  • developing the humility to practice “followership,” i.e., once staff have been given some form of leadership responsibility, following its lead; and
  • developing the art of storytelling, focusing on evidence that your organization is terrific and that it got that way because you collectively decided to make it so.

The following are three illustrations of talent-planning approaches using these principles.

Conduct business huddles. Adopt this next-generation version of the stand-up meeting. Anyone can call a huddle in any place (hallways, too), and they’re quick, laser-focused, inclusive, and solution-oriented. Hospital physicians have long practiced this and have a great name for it: “corridor consults.”

Reassess the Welcome Program for new staff. Retention attention must begin immediately. The first 90 days are critical to the development of patterns for good working relationships. We need to put an end to the “we eat our young” mentality and create a rich mentoring program that intentionally teams new employees with what I call organizational ambassadors. If these new team members are indeed special, then treat them that way. Remember that the single biggest influence in encouraging top talent is credible, accessible leadership.

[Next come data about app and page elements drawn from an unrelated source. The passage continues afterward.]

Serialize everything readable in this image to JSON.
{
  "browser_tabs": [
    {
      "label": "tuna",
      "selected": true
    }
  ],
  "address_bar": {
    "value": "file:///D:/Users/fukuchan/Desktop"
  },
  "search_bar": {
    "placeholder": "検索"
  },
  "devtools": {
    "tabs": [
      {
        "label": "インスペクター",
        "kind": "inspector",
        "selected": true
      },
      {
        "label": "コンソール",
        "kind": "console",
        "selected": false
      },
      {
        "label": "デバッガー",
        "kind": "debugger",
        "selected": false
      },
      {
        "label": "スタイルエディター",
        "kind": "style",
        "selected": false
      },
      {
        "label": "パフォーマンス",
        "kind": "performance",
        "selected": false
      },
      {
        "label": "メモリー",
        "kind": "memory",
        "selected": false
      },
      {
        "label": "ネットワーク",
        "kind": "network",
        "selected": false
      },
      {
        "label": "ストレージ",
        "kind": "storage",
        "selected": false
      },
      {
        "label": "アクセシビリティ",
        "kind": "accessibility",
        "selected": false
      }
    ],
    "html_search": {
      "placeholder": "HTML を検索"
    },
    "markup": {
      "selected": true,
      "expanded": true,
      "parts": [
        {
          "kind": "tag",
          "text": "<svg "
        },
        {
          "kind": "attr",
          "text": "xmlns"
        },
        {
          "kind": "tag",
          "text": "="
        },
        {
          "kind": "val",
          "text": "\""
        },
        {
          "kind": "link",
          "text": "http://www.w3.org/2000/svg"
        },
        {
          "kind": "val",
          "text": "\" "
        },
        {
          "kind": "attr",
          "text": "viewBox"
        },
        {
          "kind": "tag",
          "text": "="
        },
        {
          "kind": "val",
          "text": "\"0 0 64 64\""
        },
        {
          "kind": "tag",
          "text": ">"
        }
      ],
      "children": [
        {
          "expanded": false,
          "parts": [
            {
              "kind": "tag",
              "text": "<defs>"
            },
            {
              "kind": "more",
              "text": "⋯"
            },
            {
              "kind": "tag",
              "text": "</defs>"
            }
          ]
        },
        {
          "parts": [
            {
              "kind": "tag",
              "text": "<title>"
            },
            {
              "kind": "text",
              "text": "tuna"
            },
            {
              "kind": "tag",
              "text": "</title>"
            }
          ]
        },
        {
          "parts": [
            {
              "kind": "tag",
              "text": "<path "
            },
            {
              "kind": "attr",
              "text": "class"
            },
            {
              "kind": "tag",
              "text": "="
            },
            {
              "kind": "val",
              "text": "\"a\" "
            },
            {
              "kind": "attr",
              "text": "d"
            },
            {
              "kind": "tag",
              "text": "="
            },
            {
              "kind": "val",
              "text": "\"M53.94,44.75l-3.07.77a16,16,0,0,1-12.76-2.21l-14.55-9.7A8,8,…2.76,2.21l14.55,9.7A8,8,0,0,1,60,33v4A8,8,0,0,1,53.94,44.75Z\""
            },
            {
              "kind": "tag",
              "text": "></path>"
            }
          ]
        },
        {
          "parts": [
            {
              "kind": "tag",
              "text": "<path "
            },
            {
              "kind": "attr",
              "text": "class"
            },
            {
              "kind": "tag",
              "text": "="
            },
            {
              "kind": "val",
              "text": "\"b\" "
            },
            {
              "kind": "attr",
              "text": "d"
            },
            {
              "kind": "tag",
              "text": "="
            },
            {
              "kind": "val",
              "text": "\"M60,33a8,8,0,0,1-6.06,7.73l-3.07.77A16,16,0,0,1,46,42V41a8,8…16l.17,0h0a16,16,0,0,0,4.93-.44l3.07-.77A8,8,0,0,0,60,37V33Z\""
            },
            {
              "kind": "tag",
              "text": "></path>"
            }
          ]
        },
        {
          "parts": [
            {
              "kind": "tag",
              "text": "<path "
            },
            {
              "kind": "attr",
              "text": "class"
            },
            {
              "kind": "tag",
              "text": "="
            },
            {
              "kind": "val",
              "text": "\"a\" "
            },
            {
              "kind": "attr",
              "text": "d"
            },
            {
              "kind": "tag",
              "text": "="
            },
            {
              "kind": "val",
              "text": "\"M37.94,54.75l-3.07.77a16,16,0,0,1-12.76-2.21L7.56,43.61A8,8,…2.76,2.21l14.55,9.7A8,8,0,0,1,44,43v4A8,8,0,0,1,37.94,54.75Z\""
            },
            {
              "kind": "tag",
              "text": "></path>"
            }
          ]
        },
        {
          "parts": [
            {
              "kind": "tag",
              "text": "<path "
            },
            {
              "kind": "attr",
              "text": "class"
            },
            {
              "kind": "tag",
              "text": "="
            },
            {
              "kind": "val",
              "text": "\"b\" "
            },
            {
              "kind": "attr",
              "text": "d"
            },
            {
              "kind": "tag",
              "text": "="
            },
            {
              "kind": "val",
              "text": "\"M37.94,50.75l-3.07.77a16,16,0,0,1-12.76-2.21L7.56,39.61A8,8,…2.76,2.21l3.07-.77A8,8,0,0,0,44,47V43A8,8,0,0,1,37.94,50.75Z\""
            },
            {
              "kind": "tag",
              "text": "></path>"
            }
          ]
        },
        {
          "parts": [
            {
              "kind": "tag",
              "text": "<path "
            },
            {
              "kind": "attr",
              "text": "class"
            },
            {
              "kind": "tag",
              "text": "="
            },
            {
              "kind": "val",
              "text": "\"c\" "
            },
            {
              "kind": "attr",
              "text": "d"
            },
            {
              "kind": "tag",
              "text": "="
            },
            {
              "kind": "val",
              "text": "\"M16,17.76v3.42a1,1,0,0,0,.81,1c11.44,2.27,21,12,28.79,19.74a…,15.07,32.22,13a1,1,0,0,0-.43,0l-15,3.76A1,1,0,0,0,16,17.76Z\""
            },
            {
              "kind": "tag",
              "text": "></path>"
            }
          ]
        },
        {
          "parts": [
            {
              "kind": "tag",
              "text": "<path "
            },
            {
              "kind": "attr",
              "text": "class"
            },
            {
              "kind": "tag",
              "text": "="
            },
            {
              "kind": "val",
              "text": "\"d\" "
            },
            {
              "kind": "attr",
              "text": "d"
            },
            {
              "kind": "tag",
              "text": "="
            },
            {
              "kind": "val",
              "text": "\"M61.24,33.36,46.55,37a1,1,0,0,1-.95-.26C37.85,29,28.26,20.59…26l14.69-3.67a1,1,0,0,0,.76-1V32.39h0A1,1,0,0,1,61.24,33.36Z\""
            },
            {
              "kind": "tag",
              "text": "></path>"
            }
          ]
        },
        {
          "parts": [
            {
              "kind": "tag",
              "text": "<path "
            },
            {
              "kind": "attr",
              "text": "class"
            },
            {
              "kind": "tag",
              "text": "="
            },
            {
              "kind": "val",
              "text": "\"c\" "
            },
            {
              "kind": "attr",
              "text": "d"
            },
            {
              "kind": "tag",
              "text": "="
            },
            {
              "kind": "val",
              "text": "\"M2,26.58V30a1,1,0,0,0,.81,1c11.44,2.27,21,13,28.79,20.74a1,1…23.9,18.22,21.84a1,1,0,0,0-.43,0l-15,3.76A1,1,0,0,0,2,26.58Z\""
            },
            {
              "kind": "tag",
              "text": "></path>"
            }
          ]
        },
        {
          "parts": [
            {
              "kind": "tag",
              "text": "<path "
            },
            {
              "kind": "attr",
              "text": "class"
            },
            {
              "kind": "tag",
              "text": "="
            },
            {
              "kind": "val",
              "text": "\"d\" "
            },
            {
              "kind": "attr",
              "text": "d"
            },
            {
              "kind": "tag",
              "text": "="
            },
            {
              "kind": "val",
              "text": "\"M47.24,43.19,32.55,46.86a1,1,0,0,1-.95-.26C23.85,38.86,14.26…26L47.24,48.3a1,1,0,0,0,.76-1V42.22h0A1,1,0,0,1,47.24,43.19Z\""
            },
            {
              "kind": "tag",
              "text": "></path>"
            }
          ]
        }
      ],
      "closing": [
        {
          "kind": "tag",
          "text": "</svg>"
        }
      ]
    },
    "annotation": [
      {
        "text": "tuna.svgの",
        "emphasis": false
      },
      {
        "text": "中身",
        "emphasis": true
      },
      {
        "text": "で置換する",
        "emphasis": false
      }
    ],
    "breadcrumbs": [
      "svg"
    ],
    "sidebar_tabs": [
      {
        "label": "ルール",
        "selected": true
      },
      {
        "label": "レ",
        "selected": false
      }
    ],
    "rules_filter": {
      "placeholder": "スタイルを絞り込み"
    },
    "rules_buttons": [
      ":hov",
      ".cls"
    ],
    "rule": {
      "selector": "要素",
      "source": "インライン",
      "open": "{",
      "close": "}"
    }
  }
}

Recognize that little things matter. The LTC industry is heavily regulated. But that doesn’t mean that there aren’t hundreds of ways to regularly dial up the quality of work life at your facility. Here are a few of the ideas that colleagues have shared over time:

  • Start a lending program. Lend staff anything you can, including vehicles, money, equipment, books, china, and furniture.
  • Create a scholarship program for families.
  • Have a journal club of newsletters, magazines, and books pertaining to LTC, and multiple learning opportunities for everyone.
  • Have great food, not just for residents but for staff.
  • Have organized fun every day; get staff involved in activities and events.
  • Allow staff to share in financial rewards for excellent performance.
  • Be flexible when an employee’s situation seems to call for it. Look for opportunities to be flexible.
  • Use coaching skills. Truth-telling, active listening, and resolving problems/attitudes that drain us of our energy and creativity are key coaching skills. It isn’t surprising to learn that nine out of ten employee “problems” are perceived by individuals who feel that they are not being heard. According to the old business model, we engage employees by telling them to “stop talking and get to work.” Talent planning takes you in the opposite direction-telling employees to “start talking and get to work.”

These are a few examples of talent planning maneuvers that will produce significant results over time. Right now, few of us have a waiting list of eager applicants. But that could change. We only have to work at it. And with time and an increasingly talented staff, maybe we won’t need so many applicants.

Leta Beam, an executive with more than 20 years of business experience, is a leadership and business coach, and President of Vantage International. For more information, call (717) 238-3939 or visit www.vantage-inter.com. To send your comments to the author and editors, e-mail beam0106@nursinghomesmagazine.com. To order reprints in quantities of 100 or more, call (866) 377-6454.

Topics: Articles , Staffing